### INPUT
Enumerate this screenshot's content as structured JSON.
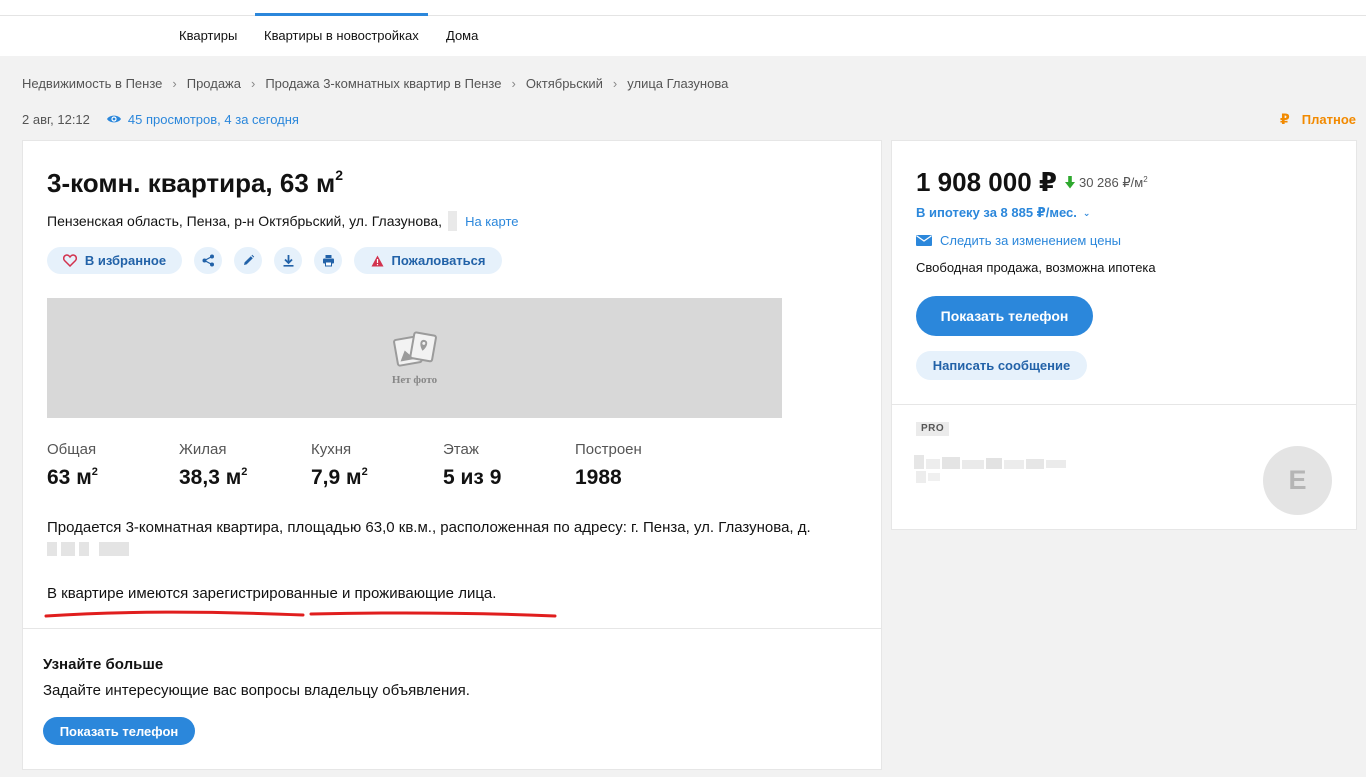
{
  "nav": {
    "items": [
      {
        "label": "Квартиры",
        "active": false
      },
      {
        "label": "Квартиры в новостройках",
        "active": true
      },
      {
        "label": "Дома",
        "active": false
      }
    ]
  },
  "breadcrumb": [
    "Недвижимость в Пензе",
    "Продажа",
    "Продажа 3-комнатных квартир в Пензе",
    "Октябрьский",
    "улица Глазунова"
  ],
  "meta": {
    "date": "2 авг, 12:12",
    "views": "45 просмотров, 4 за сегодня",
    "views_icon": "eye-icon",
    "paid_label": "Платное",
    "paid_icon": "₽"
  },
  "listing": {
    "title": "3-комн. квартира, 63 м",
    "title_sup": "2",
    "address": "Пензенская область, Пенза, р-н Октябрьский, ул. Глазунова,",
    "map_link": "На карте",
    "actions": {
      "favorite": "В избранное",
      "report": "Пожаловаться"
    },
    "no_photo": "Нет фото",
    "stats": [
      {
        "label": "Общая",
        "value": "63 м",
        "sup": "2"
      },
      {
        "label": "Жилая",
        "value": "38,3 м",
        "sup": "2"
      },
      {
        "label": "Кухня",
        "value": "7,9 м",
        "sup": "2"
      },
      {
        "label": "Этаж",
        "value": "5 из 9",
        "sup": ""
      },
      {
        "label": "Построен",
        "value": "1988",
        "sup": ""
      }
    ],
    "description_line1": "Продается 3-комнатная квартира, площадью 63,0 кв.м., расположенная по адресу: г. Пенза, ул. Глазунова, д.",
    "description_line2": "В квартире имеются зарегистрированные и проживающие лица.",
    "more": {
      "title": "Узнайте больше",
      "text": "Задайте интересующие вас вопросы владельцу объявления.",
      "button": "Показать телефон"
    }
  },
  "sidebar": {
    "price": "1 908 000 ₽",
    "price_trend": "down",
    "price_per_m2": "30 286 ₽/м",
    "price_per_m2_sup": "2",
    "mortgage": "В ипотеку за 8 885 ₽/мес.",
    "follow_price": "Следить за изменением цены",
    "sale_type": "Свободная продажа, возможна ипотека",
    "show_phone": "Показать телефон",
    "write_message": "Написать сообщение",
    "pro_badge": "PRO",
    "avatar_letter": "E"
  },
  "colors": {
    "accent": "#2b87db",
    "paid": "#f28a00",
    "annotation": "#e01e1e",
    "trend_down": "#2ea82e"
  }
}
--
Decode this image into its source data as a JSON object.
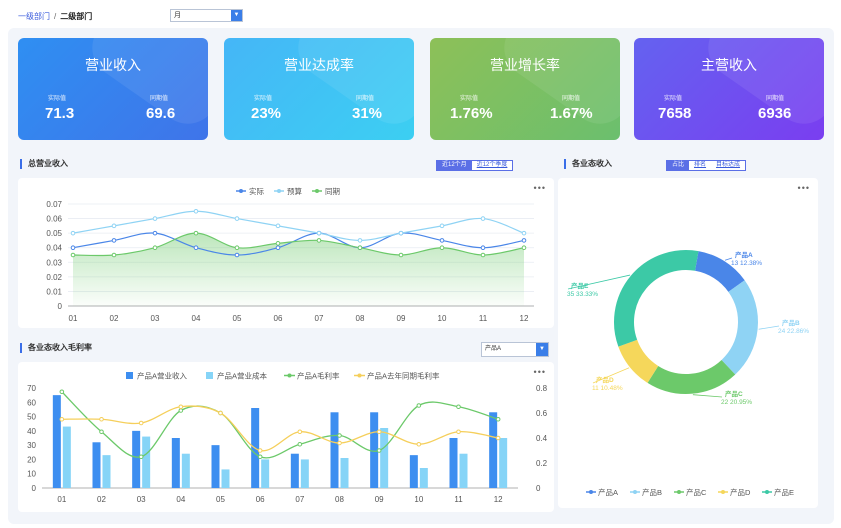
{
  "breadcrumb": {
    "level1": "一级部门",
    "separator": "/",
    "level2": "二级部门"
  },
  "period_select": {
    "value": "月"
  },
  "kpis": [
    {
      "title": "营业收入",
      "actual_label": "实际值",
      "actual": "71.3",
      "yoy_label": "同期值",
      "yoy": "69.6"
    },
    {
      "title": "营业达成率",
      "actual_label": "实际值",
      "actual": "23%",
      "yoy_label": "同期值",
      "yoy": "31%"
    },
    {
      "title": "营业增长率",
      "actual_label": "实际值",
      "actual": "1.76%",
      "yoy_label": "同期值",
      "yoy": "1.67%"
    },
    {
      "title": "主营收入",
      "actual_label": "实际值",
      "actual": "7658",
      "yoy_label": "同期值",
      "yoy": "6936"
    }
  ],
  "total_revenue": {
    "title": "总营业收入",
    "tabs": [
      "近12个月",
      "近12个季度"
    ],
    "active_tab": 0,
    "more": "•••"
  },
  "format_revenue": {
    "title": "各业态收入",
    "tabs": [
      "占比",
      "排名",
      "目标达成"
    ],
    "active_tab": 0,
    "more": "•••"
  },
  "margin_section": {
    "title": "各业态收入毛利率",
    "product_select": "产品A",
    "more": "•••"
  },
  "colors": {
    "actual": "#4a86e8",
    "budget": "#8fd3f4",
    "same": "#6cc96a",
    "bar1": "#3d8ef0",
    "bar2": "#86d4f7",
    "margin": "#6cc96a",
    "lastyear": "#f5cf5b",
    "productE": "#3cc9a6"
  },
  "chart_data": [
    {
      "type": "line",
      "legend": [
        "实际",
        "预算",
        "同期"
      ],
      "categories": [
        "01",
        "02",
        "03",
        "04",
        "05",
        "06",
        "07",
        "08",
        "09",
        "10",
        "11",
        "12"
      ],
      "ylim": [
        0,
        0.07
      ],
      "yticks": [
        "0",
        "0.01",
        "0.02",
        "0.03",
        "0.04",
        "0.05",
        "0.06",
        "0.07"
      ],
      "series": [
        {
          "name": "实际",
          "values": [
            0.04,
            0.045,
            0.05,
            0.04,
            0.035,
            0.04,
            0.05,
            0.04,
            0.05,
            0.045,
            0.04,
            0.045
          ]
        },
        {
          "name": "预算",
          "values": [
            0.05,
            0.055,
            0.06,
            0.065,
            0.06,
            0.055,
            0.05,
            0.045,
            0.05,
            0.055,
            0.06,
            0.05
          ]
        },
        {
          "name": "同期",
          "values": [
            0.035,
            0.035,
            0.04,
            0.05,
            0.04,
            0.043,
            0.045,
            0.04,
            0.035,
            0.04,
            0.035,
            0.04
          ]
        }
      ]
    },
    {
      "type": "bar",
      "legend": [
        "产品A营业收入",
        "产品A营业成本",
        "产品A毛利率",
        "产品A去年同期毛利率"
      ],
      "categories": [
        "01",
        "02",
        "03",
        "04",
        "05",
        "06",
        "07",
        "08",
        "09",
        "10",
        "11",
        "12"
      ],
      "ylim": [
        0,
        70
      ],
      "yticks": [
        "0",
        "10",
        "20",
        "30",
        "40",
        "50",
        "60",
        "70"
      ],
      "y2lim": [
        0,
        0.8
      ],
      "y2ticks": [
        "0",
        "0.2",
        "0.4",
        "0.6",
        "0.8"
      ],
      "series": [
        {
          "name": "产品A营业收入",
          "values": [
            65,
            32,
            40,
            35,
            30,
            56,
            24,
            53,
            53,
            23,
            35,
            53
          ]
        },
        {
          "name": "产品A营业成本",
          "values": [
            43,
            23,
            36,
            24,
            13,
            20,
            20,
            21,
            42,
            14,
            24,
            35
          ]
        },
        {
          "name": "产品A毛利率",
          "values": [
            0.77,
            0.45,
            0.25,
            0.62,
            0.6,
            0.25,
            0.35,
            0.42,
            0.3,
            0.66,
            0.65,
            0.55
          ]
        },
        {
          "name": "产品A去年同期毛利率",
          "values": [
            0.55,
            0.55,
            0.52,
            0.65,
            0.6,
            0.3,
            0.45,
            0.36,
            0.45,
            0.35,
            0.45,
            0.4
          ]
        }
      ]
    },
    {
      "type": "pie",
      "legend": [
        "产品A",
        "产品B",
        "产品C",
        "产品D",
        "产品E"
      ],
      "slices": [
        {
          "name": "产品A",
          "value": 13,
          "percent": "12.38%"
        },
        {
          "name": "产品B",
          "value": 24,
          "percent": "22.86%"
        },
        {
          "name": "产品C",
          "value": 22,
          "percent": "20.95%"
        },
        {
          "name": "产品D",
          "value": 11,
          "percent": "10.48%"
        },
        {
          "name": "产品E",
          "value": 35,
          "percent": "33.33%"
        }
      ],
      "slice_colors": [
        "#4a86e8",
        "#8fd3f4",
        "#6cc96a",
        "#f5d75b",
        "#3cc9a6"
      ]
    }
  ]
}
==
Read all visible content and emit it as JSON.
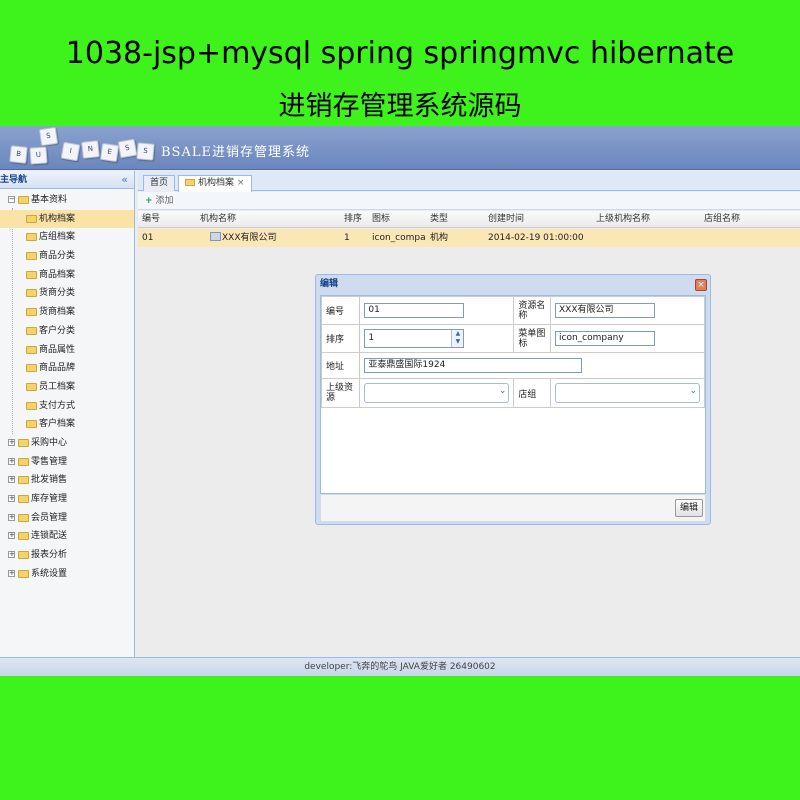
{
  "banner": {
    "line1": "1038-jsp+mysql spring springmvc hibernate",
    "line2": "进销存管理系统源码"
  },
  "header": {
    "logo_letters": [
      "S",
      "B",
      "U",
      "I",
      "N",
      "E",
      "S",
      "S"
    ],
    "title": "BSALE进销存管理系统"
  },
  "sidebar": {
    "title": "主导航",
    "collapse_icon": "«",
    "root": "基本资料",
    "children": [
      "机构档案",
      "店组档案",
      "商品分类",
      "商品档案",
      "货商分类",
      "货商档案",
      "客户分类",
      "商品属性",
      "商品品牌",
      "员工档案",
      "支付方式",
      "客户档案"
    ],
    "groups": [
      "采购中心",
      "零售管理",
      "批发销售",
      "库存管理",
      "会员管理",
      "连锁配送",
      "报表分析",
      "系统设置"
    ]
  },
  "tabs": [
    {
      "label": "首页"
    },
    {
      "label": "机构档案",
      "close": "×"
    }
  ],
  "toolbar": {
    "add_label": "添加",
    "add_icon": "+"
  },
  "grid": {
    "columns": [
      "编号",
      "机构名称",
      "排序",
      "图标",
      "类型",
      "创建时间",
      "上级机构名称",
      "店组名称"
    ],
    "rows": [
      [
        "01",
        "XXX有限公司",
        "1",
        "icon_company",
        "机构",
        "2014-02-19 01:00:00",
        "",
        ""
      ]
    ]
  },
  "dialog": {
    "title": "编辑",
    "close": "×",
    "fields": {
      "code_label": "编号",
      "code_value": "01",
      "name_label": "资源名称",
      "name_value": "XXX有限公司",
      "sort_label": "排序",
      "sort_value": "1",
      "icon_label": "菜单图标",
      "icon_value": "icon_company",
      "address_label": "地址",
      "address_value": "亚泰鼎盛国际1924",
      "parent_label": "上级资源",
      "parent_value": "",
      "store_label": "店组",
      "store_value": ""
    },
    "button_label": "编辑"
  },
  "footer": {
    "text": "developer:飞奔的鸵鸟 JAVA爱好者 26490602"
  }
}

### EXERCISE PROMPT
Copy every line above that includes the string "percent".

### ANSWER SECTION
          "percent": "12.38%"
          "percent": "22.86%"
          "percent": "20.95%"
          "percent": "10.48%"
          "percent": "33.33%"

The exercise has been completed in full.